How easy or hard it would be to get medical professionals to use Google Glass? Carl Spitzer MD & CEO of Healium, a documentation-based Google Glass startup, suspects that “Medical professionals will use anything that makes their work life easier. It’s really that simple. Save me time, make the information I need easy to access, and I’m there.” Spitzer makes it apparent that physicians will use new technology, but will patients approve of it? Shakil reports a “99% acceptance (patients) across the nation. This is seen with a high N-size in North Carolina, Texas, Arizona, and California.”

With Google Glass at $1500 and pricy enterprise software, how would this affect medical bills? Dr. Spitzer assured me that the current “$1500 price tag of Glass (which will certainly drop over time), plus the cost of software, is easily absorbed when one considers the significantly increased provider efficiency, and improvements in quality of care that comes from real-time access to critical information.”

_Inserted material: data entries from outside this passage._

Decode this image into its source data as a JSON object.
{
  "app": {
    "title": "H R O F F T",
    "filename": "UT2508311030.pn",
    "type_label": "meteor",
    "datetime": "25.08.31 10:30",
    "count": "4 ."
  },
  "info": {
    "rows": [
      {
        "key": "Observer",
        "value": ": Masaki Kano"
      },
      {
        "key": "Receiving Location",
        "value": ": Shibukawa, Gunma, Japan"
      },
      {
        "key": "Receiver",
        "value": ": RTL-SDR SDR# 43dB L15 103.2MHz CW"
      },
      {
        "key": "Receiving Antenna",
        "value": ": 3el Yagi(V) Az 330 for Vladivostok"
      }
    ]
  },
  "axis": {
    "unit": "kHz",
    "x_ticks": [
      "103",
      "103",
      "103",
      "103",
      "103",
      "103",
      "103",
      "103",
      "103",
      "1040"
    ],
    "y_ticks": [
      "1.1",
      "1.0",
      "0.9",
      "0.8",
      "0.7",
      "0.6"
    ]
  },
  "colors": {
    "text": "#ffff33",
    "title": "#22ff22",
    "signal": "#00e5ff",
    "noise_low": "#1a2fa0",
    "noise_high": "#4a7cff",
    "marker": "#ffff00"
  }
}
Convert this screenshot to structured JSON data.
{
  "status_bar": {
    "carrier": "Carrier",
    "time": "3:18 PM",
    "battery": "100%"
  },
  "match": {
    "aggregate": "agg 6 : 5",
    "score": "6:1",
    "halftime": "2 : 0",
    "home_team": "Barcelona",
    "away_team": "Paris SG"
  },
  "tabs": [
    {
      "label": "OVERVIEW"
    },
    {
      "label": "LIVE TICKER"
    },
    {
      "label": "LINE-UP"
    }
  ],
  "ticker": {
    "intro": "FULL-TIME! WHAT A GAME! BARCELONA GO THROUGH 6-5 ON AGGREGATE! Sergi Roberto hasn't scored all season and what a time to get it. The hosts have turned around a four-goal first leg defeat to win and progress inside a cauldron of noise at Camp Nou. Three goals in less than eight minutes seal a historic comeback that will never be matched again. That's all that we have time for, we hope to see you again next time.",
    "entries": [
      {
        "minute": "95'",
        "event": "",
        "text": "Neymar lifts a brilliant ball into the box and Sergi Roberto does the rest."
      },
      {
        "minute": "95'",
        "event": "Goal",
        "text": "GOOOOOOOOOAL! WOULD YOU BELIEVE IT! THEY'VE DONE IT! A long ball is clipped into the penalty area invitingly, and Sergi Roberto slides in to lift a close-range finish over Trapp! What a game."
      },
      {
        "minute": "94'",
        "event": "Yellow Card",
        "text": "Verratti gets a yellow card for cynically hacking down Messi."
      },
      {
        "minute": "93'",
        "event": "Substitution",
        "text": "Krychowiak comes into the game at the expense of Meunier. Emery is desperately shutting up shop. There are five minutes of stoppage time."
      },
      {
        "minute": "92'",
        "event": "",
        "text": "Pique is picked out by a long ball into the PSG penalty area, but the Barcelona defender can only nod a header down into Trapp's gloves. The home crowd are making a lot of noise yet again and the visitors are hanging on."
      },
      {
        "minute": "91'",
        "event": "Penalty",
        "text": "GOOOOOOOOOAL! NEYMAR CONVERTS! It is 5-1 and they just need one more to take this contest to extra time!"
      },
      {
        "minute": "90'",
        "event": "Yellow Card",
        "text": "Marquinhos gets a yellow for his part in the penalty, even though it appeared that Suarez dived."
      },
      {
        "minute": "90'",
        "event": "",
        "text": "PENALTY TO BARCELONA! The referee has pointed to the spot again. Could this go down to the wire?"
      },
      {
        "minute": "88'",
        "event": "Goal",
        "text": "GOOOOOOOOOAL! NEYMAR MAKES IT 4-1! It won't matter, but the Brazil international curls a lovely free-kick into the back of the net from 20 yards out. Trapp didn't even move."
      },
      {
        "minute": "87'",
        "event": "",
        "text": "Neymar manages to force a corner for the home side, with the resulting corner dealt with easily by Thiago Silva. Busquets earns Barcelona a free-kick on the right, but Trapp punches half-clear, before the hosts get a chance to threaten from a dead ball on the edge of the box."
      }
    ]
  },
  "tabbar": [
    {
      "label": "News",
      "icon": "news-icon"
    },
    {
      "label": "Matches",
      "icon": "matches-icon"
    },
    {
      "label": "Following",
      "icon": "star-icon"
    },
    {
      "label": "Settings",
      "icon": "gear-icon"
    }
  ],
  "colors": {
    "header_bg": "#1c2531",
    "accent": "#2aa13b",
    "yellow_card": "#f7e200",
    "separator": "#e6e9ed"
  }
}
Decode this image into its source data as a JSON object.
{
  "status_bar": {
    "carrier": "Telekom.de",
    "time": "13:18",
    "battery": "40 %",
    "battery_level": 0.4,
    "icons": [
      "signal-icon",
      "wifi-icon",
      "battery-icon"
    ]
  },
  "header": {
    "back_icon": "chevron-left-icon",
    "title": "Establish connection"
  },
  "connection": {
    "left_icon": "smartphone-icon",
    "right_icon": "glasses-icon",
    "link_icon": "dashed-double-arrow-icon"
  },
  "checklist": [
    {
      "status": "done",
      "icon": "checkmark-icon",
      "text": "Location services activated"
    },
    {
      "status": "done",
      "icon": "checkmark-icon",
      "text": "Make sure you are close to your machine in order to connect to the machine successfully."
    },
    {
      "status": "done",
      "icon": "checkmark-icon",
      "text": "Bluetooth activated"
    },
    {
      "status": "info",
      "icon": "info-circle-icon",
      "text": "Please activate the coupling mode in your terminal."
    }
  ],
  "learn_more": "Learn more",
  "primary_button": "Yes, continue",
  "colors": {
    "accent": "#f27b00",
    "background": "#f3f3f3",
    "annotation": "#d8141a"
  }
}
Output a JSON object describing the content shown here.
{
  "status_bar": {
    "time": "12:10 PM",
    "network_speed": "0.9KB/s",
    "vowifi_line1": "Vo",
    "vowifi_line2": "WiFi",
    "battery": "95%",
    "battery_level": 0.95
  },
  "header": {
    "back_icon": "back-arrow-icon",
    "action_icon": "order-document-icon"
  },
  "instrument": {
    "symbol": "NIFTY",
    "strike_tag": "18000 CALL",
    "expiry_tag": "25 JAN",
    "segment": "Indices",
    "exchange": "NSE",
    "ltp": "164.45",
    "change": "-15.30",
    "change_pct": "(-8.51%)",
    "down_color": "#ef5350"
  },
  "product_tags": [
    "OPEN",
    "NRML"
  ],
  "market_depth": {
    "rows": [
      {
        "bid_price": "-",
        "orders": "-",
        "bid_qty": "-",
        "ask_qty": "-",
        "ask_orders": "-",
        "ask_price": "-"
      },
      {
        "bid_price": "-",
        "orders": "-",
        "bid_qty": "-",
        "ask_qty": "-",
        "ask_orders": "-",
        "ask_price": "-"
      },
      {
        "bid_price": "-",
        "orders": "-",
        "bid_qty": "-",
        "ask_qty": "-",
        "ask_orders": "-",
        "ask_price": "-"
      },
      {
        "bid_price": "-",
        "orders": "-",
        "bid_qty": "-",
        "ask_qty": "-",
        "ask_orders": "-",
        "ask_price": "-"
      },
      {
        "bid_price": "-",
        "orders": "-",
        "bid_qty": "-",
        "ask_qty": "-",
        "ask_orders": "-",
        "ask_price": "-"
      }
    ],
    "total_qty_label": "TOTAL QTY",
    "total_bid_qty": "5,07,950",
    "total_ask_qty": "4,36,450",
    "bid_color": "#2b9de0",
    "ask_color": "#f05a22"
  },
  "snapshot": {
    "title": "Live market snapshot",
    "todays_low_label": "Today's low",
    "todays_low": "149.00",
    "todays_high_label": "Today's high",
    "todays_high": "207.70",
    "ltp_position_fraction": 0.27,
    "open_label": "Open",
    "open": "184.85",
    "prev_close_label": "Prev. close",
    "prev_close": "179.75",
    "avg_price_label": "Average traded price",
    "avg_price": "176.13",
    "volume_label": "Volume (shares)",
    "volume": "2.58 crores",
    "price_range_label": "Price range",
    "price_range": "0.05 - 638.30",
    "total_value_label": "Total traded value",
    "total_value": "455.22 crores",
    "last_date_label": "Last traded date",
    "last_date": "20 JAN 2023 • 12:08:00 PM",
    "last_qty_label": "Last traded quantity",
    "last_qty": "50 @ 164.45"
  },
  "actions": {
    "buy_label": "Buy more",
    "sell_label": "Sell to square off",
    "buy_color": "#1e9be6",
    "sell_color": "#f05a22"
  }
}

So which startups have the head start? Augmedix, Pristine.io, and Wearable Intelligence currently have the most funding.

Wearable Intelligence raised $7.9 million in August 2014 from Andreessen Horowitz, KPCB Holdings, Google Ventures, Subtracted Capital, Initialized Capital, and First Round Capital. The San Francisco-based company researches Google Glass for documentation, telemedicine, and information.

CrunchBase shows that the following investors have been investing the most in health-related startups in 2014.Screen Shot 2014-09-16 at 11.02.07 AM

Khosla Venture leads with 7 investments followed by Bluecross Blueshield Ventures, Cyberport Hong Kong, and Sequoia Capital with 5.

Google Glass Startups that are currently looking for funding are Healium and Context Surgery. Context Surgery mentioned that they are looking for funding via AngelList while Healium founders are also fundraising publicly and are also open to questions/emails (see below). Other medical Google Glass related startups in CrunchBase are Twiage and Remedy.


Special Thanks to:

  • Carl Spitzer, MD CEO & Co-Founder of Healium (carl.spitzer@healium.com)
  • Craig Rosenberg, PhD CTO & Co-Founder of Healium (craig.rosenberg@healium.com)
  • Ian Shakil, CEO & Founder of Augmedix
  • Dan Herbstman, CEO & Founder of Third Eye Health
  • Photo Credits: Context SurgeryThird Eye HealthHealium
  • Originally published September 30, 2014, updated April 26, 2023